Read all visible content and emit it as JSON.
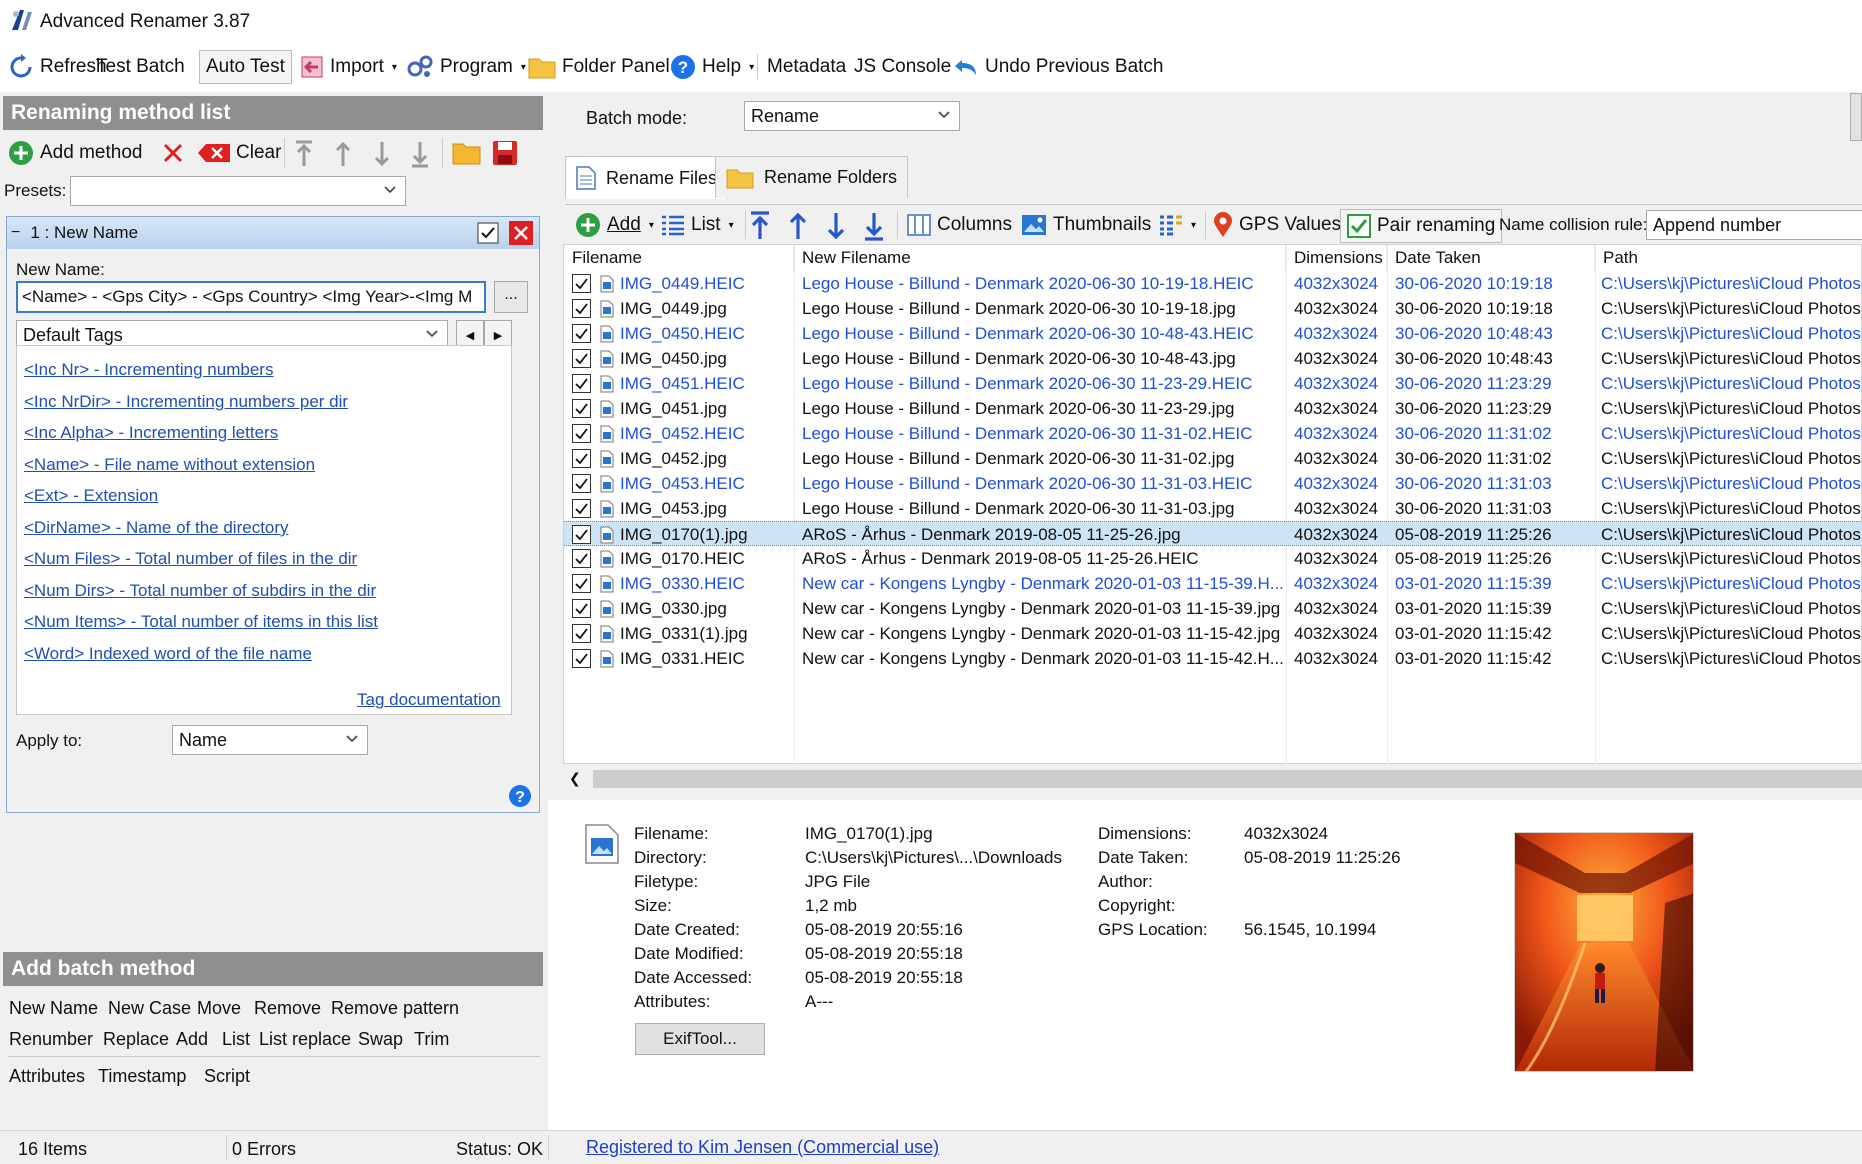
{
  "window": {
    "title": "Advanced Renamer 3.87"
  },
  "toolbar": {
    "refresh": "Refresh",
    "test_batch": "Test Batch",
    "auto_test": "Auto Test",
    "import": "Import",
    "program": "Program",
    "folder_panel": "Folder Panel",
    "help": "Help",
    "metadata": "Metadata",
    "js_console": "JS Console",
    "undo": "Undo Previous Batch"
  },
  "left": {
    "header": "Renaming method list",
    "add_method": "Add method",
    "clear": "Clear",
    "presets_label": "Presets:",
    "presets_value": "",
    "method": {
      "title": "1 : New Name",
      "new_name_label": "New Name:",
      "new_name_value": "<Name> - <Gps City> - <Gps Country> <Img Year>-<Img M",
      "browse": "...",
      "tags_combo": "Default Tags",
      "tags": [
        "<Inc Nr> - Incrementing numbers",
        "<Inc NrDir> - Incrementing numbers per dir",
        "<Inc Alpha> - Incrementing letters",
        "<Name> - File name without extension",
        "<Ext> - Extension",
        "<DirName> - Name of the directory",
        "<Num Files> - Total number of files in the dir",
        "<Num Dirs> - Total number of subdirs in the dir",
        "<Num Items> - Total number of items in this list",
        "<Word> Indexed word of the file name"
      ],
      "tag_doc": "Tag documentation",
      "apply_label": "Apply to:",
      "apply_value": "Name"
    },
    "batch_header": "Add batch method",
    "batch_methods_row1": [
      "New Name",
      "New Case",
      "Move",
      "Remove",
      "Remove pattern"
    ],
    "batch_methods_row2": [
      "Renumber",
      "Replace",
      "Add",
      "List",
      "List replace",
      "Swap",
      "Trim"
    ],
    "batch_methods_row3": [
      "Attributes",
      "Timestamp",
      "Script"
    ]
  },
  "right": {
    "batch_mode_label": "Batch mode:",
    "batch_mode_value": "Rename",
    "tabs": [
      "Rename Files",
      "Rename Folders"
    ],
    "toolbar": {
      "add": "Add",
      "list": "List",
      "columns": "Columns",
      "thumbnails": "Thumbnails",
      "gps": "GPS Values",
      "pair": "Pair renaming",
      "collision_label": "Name collision rule:",
      "collision_value": "Append number"
    },
    "columns": [
      "Filename",
      "New Filename",
      "Dimensions",
      "Date Taken",
      "Path"
    ],
    "rows": [
      {
        "file": "IMG_0449.HEIC",
        "new": "Lego House - Billund - Denmark 2020-06-30 10-19-18.HEIC",
        "dim": "4032x3024",
        "date": "30-06-2020 10:19:18",
        "path": "C:\\Users\\kj\\Pictures\\iCloud Photos",
        "blue": true,
        "sel": false
      },
      {
        "file": "IMG_0449.jpg",
        "new": "Lego House - Billund - Denmark 2020-06-30 10-19-18.jpg",
        "dim": "4032x3024",
        "date": "30-06-2020 10:19:18",
        "path": "C:\\Users\\kj\\Pictures\\iCloud Photos",
        "blue": false,
        "sel": false
      },
      {
        "file": "IMG_0450.HEIC",
        "new": "Lego House - Billund - Denmark 2020-06-30 10-48-43.HEIC",
        "dim": "4032x3024",
        "date": "30-06-2020 10:48:43",
        "path": "C:\\Users\\kj\\Pictures\\iCloud Photos",
        "blue": true,
        "sel": false
      },
      {
        "file": "IMG_0450.jpg",
        "new": "Lego House - Billund - Denmark 2020-06-30 10-48-43.jpg",
        "dim": "4032x3024",
        "date": "30-06-2020 10:48:43",
        "path": "C:\\Users\\kj\\Pictures\\iCloud Photos",
        "blue": false,
        "sel": false
      },
      {
        "file": "IMG_0451.HEIC",
        "new": "Lego House - Billund - Denmark 2020-06-30 11-23-29.HEIC",
        "dim": "4032x3024",
        "date": "30-06-2020 11:23:29",
        "path": "C:\\Users\\kj\\Pictures\\iCloud Photos",
        "blue": true,
        "sel": false
      },
      {
        "file": "IMG_0451.jpg",
        "new": "Lego House - Billund - Denmark 2020-06-30 11-23-29.jpg",
        "dim": "4032x3024",
        "date": "30-06-2020 11:23:29",
        "path": "C:\\Users\\kj\\Pictures\\iCloud Photos",
        "blue": false,
        "sel": false
      },
      {
        "file": "IMG_0452.HEIC",
        "new": "Lego House - Billund - Denmark 2020-06-30 11-31-02.HEIC",
        "dim": "4032x3024",
        "date": "30-06-2020 11:31:02",
        "path": "C:\\Users\\kj\\Pictures\\iCloud Photos",
        "blue": true,
        "sel": false
      },
      {
        "file": "IMG_0452.jpg",
        "new": "Lego House - Billund - Denmark 2020-06-30 11-31-02.jpg",
        "dim": "4032x3024",
        "date": "30-06-2020 11:31:02",
        "path": "C:\\Users\\kj\\Pictures\\iCloud Photos",
        "blue": false,
        "sel": false
      },
      {
        "file": "IMG_0453.HEIC",
        "new": "Lego House - Billund - Denmark 2020-06-30 11-31-03.HEIC",
        "dim": "4032x3024",
        "date": "30-06-2020 11:31:03",
        "path": "C:\\Users\\kj\\Pictures\\iCloud Photos",
        "blue": true,
        "sel": false
      },
      {
        "file": "IMG_0453.jpg",
        "new": "Lego House - Billund - Denmark 2020-06-30 11-31-03.jpg",
        "dim": "4032x3024",
        "date": "30-06-2020 11:31:03",
        "path": "C:\\Users\\kj\\Pictures\\iCloud Photos",
        "blue": false,
        "sel": false
      },
      {
        "file": "IMG_0170(1).jpg",
        "new": "ARoS - Århus - Denmark 2019-08-05 11-25-26.jpg",
        "dim": "4032x3024",
        "date": "05-08-2019 11:25:26",
        "path": "C:\\Users\\kj\\Pictures\\iCloud Photos",
        "blue": false,
        "sel": true
      },
      {
        "file": "IMG_0170.HEIC",
        "new": "ARoS - Århus - Denmark 2019-08-05 11-25-26.HEIC",
        "dim": "4032x3024",
        "date": "05-08-2019 11:25:26",
        "path": "C:\\Users\\kj\\Pictures\\iCloud Photos",
        "blue": false,
        "sel": false
      },
      {
        "file": "IMG_0330.HEIC",
        "new": "New car - Kongens Lyngby - Denmark 2020-01-03 11-15-39.H...",
        "dim": "4032x3024",
        "date": "03-01-2020 11:15:39",
        "path": "C:\\Users\\kj\\Pictures\\iCloud Photos",
        "blue": true,
        "sel": false
      },
      {
        "file": "IMG_0330.jpg",
        "new": "New car - Kongens Lyngby - Denmark 2020-01-03 11-15-39.jpg",
        "dim": "4032x3024",
        "date": "03-01-2020 11:15:39",
        "path": "C:\\Users\\kj\\Pictures\\iCloud Photos",
        "blue": false,
        "sel": false
      },
      {
        "file": "IMG_0331(1).jpg",
        "new": "New car - Kongens Lyngby - Denmark 2020-01-03 11-15-42.jpg",
        "dim": "4032x3024",
        "date": "03-01-2020 11:15:42",
        "path": "C:\\Users\\kj\\Pictures\\iCloud Photos",
        "blue": false,
        "sel": false
      },
      {
        "file": "IMG_0331.HEIC",
        "new": "New car - Kongens Lyngby - Denmark 2020-01-03 11-15-42.H...",
        "dim": "4032x3024",
        "date": "03-01-2020 11:15:42",
        "path": "C:\\Users\\kj\\Pictures\\iCloud Photos",
        "blue": false,
        "sel": false
      }
    ],
    "details": {
      "filename_label": "Filename:",
      "filename": "IMG_0170(1).jpg",
      "directory_label": "Directory:",
      "directory": "C:\\Users\\kj\\Pictures\\...\\Downloads",
      "filetype_label": "Filetype:",
      "filetype": "JPG File",
      "size_label": "Size:",
      "size": "1,2 mb",
      "created_label": "Date Created:",
      "created": "05-08-2019 20:55:16",
      "modified_label": "Date Modified:",
      "modified": "05-08-2019 20:55:18",
      "accessed_label": "Date Accessed:",
      "accessed": "05-08-2019 20:55:18",
      "attributes_label": "Attributes:",
      "attributes": "A---",
      "exif_button": "ExifTool...",
      "dimensions_label": "Dimensions:",
      "dimensions": "4032x3024",
      "taken_label": "Date Taken:",
      "taken": "05-08-2019 11:25:26",
      "author_label": "Author:",
      "author": "",
      "copyright_label": "Copyright:",
      "copyright": "",
      "gps_label": "GPS Location:",
      "gps": "56.1545, 10.1994"
    }
  },
  "status": {
    "items": "16 Items",
    "errors": "0 Errors",
    "status": "Status: OK",
    "registered": "Registered to Kim Jensen (Commercial use)"
  },
  "colors": {
    "blue_text": "#1e4fd4",
    "header_gray": "#8f8f8f",
    "selection": "#cde4f7",
    "link": "#1f4fb0"
  }
}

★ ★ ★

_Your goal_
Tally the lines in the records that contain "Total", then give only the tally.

_Expected answer_
3